Unusual Toronados


The most famous of them all would have to be the one featured in the Mannix series. Everyone remembers Joe Mannix and his convertible, but not too many people realize that it was a 1968 Toronado especially customized by George Barris for the popular TV series of the sixties. The back seat was removed and the extra space, covered with a leather tonneau, was used as a storage area for crime fighting gadgets. The armrest between the two front seats held a gun, a short-wave radio and a telephone.  The front end, without wrap around bumper, looked more like a 1970.  Thirty coats of semi gloss kept the two-tone roadster glistening under the California sun. (source: Cars of the Stars).  George Barris customized another car to be used for stunts on the Mannix show. It did not have all the goodies that the "close-up" car had. It was later fitted with aftermarket wheels, dummy spot lights and pin striping.

In 1967, Imperial Oil of Canada requested four new customized Toronados also from G. Barris to be won through a lottery. The lucky winners received a beautifully redesigned Toronado known as 67-X. Its wheel base, extended by 15 inches, provided extra leg room for the luxurious interior which had been fitted with front swivel bucket seats, a rear seat lounge as well as a console and a stereo AM-FM radio.  The front end had been extended and two simulated air scoops added to the hood while the back end sported a fastback style.  Extended front and back bumpers achieved a pointy look, but the over-emphasized wheelwells contributed to the futuristic allure of the whole car. (source: 1001 Custom and Rod Ideas).

The new 66 Toronado style was not exactly to John Mecom Jr's liking, so his newly purchased vehicle underwent major cosmetic surgery at Dean Jeffries' shop. A lower front end, longer fenders and a Dodge Charger grille altered the front considerably while the slightly lifted rear-end created the upswept look of a fastback. Both bumpers were removed, and brake and signal lights were replaced with lit Toronado lettering along the back. The major innovation was the addition of gull-wing doors to the roof. The only significant change to the interior was a couple of bucket seats. Nevertheless, the Deano Toronado, with all its modifications, still displays the original features of the 1966 Toronado design. (source: Motor Trend/Feb.67).

John Smyser added a second engine to a stock 66 Toronado to create a supercharged racing monster: The Terrifying Toronado. As much of the original body as possible was left intact, but a few modifications and add-ons could not be avoided to accommodate the car's future racing career. (source: Car Craft/June 66).

The strangest looking Toronados I have seen are the ones used as plane pullers. The powerful frontwheel drivetrain of the first generation is ideal to pull float planes out of the water. Only the front half of the car is needed, therefore the car is cut in half behind the driver seat. A steel frame is then built using the rear axle and added to the front of the car which allows the plane to be lifted and pulled out of the water in just a few seconds.

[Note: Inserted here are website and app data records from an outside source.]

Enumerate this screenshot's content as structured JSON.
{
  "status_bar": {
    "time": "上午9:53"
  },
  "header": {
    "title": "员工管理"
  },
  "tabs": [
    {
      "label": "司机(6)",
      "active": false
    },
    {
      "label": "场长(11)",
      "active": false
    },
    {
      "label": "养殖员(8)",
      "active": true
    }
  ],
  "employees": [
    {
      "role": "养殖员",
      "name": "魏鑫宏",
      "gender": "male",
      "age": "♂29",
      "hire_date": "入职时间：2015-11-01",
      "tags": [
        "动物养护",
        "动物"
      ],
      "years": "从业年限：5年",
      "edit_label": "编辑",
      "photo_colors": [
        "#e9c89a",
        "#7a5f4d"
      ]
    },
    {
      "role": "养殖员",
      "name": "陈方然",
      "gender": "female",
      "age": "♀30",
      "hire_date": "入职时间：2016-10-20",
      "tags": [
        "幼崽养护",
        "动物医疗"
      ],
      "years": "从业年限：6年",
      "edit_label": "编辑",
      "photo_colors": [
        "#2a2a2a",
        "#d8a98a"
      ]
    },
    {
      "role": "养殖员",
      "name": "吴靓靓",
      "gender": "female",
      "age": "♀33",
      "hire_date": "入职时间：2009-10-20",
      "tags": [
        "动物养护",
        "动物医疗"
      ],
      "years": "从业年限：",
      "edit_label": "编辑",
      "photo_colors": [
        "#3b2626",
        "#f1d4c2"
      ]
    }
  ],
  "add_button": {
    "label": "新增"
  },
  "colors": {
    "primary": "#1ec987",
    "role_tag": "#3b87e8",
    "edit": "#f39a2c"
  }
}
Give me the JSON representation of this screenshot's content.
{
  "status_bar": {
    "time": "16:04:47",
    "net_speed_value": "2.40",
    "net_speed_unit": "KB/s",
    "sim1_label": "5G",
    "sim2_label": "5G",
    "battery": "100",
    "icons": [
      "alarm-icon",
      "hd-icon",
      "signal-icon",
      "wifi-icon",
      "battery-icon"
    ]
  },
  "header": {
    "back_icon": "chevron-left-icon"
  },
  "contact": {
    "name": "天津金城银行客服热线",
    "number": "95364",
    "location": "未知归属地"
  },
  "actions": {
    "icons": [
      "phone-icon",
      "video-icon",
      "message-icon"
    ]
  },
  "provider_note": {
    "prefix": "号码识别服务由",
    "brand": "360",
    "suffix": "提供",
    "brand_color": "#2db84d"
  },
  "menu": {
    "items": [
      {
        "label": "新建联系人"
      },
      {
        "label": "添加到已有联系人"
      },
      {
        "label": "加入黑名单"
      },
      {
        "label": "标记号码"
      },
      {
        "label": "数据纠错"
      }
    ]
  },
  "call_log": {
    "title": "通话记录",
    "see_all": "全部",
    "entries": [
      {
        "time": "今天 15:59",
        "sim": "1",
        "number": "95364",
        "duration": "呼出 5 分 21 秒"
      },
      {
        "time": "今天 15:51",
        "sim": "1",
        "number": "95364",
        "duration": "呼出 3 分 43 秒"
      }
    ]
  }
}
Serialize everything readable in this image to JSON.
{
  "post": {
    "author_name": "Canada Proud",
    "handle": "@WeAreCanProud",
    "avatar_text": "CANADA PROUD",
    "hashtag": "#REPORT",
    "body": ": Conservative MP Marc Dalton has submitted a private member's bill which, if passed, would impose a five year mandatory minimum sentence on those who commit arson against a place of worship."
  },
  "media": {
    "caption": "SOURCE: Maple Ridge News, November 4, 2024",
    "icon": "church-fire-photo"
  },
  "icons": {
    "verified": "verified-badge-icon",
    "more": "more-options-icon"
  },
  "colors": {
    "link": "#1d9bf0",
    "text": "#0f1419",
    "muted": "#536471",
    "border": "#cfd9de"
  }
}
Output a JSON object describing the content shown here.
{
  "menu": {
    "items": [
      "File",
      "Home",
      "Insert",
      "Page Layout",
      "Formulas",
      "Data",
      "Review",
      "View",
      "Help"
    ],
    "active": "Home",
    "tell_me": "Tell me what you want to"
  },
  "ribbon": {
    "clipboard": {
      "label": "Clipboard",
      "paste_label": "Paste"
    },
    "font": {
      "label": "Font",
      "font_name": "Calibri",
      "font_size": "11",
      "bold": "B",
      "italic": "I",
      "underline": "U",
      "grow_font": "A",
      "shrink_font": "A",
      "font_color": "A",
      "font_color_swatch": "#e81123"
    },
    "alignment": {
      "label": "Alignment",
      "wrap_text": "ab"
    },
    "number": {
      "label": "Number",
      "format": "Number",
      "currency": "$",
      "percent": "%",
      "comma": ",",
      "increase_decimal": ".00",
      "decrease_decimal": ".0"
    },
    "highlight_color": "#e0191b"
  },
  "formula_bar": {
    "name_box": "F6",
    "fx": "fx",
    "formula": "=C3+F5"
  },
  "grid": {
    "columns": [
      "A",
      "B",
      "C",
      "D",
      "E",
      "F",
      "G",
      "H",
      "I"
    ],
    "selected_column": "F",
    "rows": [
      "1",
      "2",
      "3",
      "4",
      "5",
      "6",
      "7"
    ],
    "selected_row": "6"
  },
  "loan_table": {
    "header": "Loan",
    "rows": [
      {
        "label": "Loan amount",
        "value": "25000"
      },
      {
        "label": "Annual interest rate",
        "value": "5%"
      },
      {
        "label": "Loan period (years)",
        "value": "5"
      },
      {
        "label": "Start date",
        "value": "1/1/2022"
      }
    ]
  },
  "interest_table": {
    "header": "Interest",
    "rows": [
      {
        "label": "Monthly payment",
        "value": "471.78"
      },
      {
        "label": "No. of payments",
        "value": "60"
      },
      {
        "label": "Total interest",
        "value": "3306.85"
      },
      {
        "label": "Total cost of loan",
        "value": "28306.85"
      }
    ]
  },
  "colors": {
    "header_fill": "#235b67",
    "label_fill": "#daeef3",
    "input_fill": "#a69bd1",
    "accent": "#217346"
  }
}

Other than a side marker added behind the door, these cars retain their characteristic (front) looks, only the 2 inside levers are evidence of the special duties these cars are modified for. (source: Françoise Mihatov photo collection).

A 1966/67 Toronado, lengthened by 36 inches created a 4-door limousine complete with tv, stereo and a bar. The body was painted in silver fire mist with a silver vinyl roof, black on the front. Another custom Toro of the same era, with its top lowered by 3 inches to give it a sleeker look, sported a one piece molded front end and had its exhaust pipes mounted in the center of the rear pannel. The windows had smoked glass and the body was painted gold pearl with browns and tangerines. (source: Show Car Roundup).

Grant MacCoon and his father, added a second complete Toronado engine and drive train in the trunk of a 1966 to achieve an exceptionally powerful 4-wheel drive luxury car. The engines could be operated together or independently. The addition of air scoops on the rear panels was the only alteration made to the car body. (Source: Drag Racing).

Built for use as an emergency vehicle, the Mini-Toronado measured less than 159 inches in overall length. It was equipped with a number of special features to help extract cars from snow-clogged parking lots. (source: Journey with Olds).

Then there is the 1968 Toronado Limo with 8 doors, used for airport service, a 2-seater shorter version of a classic 68, a Toro wagon with low rear floor and a tailgate that dropped down at the bottom of the rear bumper. And, how do you like this customized '66?